### Work order
The required result is the number of lines in this material containing the word "group". Write that number and no other text.

### The data

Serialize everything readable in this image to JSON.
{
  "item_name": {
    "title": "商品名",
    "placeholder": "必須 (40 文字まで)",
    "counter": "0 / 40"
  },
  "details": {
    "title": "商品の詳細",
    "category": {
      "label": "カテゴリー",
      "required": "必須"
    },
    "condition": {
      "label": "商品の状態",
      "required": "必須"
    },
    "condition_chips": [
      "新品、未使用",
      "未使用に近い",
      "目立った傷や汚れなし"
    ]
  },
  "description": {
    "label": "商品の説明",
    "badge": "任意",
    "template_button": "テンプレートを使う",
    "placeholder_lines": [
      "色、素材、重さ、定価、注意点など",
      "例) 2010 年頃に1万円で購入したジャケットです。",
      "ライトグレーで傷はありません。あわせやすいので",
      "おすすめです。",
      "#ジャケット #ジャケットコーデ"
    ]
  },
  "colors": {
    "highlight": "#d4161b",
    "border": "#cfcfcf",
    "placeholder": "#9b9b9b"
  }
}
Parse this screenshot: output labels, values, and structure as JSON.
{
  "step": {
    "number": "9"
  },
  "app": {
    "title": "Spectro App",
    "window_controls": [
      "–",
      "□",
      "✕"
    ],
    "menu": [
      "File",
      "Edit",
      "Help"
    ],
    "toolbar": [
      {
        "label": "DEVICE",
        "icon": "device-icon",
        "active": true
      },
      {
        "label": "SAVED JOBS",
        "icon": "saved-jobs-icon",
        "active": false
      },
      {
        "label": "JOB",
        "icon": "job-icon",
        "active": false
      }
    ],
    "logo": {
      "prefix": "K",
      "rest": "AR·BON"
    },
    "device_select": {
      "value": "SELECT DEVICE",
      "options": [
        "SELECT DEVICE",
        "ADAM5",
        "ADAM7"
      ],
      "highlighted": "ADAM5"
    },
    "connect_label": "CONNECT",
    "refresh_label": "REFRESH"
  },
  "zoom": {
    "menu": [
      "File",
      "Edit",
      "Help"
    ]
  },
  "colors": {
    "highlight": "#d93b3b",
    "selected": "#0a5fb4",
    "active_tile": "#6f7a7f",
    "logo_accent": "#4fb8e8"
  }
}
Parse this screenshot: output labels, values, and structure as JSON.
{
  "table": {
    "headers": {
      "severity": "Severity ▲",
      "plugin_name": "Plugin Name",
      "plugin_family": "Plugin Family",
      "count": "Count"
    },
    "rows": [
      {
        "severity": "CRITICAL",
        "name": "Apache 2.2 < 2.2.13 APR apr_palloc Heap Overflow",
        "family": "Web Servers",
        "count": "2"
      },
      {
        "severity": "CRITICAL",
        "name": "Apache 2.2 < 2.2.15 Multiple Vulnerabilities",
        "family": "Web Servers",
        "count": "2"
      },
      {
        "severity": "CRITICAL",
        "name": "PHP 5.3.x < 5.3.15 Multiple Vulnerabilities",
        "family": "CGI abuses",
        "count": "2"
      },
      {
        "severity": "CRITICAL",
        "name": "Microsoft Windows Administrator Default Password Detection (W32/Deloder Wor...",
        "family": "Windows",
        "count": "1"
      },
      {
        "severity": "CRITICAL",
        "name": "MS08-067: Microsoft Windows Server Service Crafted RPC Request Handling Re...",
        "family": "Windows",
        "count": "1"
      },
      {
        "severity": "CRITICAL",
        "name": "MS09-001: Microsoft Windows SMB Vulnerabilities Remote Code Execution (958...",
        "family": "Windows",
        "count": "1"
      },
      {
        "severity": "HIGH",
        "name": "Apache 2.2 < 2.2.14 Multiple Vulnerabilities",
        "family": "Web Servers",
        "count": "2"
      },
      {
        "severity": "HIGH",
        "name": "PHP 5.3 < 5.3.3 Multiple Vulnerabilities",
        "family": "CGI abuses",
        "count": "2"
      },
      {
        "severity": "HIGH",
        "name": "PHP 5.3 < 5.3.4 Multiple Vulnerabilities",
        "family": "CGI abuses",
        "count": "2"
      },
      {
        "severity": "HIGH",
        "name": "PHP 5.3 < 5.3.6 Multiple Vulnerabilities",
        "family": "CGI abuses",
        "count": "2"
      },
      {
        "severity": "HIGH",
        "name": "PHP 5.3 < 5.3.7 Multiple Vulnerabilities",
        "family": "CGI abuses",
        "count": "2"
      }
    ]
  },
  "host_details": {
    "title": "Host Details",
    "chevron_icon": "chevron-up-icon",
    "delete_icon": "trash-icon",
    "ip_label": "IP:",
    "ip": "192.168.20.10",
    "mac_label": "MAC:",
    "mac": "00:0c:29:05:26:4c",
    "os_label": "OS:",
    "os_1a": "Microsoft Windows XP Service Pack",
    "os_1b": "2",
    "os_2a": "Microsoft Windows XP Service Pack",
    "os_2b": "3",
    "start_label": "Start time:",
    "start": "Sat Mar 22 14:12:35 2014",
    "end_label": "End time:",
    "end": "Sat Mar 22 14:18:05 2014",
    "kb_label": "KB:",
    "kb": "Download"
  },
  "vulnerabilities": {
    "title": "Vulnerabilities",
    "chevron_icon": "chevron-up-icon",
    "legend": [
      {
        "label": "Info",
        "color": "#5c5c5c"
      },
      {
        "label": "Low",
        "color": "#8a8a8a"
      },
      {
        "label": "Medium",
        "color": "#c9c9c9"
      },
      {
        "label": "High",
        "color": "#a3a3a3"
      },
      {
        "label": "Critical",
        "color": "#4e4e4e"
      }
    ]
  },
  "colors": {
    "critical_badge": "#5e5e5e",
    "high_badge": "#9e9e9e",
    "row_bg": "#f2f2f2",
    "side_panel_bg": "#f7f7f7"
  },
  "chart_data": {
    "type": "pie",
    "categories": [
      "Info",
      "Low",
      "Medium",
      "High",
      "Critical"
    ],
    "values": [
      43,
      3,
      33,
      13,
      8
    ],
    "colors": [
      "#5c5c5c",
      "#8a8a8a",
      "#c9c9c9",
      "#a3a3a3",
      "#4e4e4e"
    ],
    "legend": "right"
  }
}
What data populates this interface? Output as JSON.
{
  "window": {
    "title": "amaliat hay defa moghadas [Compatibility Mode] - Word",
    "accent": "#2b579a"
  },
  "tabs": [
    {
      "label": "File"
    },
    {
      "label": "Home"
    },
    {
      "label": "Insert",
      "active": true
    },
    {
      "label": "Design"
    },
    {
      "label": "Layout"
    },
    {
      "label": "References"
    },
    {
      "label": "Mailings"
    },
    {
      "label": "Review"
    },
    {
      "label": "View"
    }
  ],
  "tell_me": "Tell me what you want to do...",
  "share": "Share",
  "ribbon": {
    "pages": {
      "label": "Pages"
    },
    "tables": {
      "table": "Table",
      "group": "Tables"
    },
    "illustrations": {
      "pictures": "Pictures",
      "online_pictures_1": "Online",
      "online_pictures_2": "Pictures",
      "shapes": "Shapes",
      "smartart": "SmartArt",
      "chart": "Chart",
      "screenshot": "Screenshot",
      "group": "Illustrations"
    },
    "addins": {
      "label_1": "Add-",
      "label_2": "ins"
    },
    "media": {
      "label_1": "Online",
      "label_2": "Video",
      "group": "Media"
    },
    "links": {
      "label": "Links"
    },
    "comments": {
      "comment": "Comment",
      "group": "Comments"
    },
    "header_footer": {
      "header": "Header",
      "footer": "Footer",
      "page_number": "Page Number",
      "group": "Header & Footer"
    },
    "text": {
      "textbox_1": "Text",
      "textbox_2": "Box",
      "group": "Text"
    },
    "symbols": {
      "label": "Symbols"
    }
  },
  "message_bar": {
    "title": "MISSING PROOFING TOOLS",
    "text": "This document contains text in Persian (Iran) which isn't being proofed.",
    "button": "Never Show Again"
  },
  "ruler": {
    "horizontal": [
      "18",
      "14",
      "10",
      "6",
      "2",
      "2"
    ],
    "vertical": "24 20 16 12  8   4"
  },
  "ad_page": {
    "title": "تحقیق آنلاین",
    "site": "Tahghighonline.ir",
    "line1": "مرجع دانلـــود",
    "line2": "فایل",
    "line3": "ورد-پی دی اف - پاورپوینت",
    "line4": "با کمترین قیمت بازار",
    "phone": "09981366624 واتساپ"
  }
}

### Completed exercise
6